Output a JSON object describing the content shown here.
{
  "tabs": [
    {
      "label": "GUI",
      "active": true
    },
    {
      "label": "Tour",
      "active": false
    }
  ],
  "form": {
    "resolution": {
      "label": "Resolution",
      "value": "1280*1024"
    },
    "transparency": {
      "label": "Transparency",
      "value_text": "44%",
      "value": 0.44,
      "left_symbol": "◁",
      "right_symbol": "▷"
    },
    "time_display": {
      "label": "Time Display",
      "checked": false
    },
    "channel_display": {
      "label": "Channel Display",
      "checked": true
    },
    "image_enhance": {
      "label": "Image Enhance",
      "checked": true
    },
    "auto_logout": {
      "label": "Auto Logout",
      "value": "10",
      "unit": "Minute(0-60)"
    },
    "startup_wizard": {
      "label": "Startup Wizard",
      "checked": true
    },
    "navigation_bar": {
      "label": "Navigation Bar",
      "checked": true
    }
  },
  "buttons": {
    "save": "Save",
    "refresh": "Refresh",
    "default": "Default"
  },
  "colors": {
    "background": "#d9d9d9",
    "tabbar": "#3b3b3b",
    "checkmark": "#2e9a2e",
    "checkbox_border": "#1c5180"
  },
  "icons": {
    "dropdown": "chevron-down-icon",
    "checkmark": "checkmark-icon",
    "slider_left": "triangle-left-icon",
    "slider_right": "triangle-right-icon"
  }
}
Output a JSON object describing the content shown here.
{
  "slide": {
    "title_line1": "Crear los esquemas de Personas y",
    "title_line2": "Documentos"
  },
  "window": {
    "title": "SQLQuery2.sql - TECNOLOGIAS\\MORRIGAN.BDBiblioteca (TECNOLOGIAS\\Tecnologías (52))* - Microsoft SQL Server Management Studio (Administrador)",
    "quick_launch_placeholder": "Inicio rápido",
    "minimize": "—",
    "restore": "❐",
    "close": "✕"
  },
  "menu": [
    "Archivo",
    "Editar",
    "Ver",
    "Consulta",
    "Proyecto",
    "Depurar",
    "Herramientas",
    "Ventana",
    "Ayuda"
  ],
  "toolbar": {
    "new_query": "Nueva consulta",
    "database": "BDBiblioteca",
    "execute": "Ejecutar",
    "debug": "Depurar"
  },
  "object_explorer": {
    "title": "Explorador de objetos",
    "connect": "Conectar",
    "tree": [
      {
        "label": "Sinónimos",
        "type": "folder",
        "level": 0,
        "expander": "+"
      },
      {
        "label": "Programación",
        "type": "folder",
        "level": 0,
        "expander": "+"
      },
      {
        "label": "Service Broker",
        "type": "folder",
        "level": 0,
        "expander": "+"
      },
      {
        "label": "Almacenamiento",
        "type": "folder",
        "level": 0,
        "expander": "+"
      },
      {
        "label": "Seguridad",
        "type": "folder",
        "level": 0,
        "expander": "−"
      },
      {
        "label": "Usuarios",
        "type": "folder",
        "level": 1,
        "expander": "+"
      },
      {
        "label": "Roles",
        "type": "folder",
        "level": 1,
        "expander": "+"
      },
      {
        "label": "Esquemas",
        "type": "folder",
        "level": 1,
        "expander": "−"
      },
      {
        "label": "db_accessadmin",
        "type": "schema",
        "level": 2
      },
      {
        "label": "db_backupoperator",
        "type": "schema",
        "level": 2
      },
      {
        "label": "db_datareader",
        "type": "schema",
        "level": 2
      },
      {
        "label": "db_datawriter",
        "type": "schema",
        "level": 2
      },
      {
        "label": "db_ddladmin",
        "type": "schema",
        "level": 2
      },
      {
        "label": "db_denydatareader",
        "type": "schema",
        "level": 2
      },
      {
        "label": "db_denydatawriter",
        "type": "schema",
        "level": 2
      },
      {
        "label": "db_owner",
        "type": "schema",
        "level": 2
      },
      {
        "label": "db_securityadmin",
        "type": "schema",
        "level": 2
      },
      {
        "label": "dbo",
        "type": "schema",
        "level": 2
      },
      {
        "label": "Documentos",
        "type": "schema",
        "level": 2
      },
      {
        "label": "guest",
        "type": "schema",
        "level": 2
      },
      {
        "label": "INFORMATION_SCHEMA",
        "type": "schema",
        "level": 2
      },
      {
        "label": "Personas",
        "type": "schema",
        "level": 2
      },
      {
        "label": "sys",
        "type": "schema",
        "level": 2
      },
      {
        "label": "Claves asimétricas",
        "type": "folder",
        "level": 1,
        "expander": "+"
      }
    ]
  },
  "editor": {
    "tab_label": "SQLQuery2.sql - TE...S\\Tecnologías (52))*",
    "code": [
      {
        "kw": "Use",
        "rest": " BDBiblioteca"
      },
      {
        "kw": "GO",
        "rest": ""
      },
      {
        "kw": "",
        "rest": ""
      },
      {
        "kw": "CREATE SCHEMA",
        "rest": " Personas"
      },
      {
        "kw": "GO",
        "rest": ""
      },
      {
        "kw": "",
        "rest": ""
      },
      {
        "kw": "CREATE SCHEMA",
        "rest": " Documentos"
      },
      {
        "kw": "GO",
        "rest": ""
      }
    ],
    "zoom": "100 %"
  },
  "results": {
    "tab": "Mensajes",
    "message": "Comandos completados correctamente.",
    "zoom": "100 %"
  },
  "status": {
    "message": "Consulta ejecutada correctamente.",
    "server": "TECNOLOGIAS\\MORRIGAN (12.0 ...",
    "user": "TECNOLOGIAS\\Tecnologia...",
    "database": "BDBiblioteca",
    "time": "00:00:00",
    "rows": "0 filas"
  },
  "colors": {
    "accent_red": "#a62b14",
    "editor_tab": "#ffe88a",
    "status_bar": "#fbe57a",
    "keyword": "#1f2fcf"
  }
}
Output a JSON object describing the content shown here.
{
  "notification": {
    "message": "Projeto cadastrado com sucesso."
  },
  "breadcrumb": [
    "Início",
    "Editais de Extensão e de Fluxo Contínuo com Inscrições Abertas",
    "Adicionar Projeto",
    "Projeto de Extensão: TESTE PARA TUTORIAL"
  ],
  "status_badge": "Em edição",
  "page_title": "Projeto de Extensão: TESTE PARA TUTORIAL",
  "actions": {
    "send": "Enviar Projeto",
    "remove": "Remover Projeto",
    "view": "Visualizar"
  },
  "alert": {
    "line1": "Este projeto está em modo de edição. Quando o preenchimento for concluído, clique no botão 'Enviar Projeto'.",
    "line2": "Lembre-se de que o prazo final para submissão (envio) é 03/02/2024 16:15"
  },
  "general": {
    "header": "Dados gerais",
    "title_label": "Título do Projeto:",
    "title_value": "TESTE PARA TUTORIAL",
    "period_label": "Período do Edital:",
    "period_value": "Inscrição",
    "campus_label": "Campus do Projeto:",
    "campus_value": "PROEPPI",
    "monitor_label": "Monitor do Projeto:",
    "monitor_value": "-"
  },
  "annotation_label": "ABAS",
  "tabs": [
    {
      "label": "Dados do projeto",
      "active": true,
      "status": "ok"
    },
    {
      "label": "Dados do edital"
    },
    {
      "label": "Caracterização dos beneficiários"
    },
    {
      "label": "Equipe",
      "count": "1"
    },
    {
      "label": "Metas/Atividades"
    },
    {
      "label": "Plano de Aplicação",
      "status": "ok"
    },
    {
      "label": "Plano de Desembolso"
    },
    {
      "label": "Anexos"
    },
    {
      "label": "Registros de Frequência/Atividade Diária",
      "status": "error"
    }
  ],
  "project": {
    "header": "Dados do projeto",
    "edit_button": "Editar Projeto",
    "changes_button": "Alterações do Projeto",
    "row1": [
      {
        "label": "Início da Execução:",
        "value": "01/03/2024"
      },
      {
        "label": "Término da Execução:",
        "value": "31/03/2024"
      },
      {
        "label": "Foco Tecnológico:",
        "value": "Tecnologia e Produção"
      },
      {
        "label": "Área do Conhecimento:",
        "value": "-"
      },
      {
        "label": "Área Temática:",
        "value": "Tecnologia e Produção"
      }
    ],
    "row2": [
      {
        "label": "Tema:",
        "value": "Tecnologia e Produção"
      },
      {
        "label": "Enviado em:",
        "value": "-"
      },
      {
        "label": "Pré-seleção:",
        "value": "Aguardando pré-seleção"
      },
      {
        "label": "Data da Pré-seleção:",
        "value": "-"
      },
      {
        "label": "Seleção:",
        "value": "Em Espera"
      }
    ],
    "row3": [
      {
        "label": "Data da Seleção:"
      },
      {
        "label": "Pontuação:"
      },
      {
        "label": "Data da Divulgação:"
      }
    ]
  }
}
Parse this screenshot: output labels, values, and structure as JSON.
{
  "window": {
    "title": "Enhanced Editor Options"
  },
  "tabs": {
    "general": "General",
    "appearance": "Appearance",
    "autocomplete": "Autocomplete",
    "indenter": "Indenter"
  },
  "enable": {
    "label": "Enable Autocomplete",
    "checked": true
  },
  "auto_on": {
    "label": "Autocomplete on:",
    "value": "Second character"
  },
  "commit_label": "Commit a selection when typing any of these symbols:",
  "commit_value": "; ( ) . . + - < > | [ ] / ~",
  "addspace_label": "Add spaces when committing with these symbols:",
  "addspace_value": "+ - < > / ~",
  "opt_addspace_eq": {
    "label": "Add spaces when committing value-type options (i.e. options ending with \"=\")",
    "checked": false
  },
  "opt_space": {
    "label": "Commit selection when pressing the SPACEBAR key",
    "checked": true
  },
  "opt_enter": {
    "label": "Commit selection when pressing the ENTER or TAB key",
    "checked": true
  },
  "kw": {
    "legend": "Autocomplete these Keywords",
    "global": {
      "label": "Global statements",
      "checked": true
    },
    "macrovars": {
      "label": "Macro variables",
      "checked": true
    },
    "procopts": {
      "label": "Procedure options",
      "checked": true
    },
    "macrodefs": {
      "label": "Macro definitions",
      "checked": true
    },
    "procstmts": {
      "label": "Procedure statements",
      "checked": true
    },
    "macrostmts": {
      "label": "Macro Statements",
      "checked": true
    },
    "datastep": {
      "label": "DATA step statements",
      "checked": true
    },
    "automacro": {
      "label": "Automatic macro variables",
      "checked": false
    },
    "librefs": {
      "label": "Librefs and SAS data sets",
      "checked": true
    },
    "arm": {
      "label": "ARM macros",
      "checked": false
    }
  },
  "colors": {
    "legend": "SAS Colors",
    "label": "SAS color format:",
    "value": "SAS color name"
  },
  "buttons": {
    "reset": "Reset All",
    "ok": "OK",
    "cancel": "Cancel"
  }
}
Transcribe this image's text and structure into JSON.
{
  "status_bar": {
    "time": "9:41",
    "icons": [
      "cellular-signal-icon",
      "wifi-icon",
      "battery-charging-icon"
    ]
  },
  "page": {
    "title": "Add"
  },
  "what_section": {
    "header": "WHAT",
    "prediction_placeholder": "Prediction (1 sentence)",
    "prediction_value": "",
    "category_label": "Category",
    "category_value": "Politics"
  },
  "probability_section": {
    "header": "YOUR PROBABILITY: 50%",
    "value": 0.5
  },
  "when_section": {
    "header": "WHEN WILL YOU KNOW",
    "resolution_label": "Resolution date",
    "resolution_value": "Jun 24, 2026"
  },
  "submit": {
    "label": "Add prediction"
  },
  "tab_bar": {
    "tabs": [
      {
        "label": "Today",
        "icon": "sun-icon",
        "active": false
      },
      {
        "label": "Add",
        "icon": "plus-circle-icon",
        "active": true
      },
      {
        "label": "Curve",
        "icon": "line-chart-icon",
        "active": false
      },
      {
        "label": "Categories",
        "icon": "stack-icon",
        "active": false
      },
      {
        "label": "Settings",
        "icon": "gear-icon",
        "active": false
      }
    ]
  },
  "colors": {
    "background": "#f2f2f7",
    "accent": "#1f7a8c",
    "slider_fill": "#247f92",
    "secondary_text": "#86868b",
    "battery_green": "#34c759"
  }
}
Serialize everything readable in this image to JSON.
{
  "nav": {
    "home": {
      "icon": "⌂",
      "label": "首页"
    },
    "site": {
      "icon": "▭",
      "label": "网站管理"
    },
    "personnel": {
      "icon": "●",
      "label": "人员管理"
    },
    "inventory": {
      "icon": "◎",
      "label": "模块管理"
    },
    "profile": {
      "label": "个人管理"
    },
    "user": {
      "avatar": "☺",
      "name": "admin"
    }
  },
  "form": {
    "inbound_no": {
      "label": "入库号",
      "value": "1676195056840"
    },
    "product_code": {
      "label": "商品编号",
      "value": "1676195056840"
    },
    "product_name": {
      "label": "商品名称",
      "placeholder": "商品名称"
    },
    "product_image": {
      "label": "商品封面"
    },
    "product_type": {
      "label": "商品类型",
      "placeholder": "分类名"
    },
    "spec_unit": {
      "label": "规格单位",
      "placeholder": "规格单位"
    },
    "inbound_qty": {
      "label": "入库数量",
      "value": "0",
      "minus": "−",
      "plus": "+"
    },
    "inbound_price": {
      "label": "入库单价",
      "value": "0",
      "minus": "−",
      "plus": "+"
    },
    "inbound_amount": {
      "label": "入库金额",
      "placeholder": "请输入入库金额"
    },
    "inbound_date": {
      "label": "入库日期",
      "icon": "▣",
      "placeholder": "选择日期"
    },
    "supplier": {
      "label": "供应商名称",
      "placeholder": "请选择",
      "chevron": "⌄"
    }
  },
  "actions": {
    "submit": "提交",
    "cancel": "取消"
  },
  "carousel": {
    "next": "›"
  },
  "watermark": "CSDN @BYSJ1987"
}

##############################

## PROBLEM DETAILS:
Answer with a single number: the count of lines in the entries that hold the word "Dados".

## YOUR RESPONSE:
4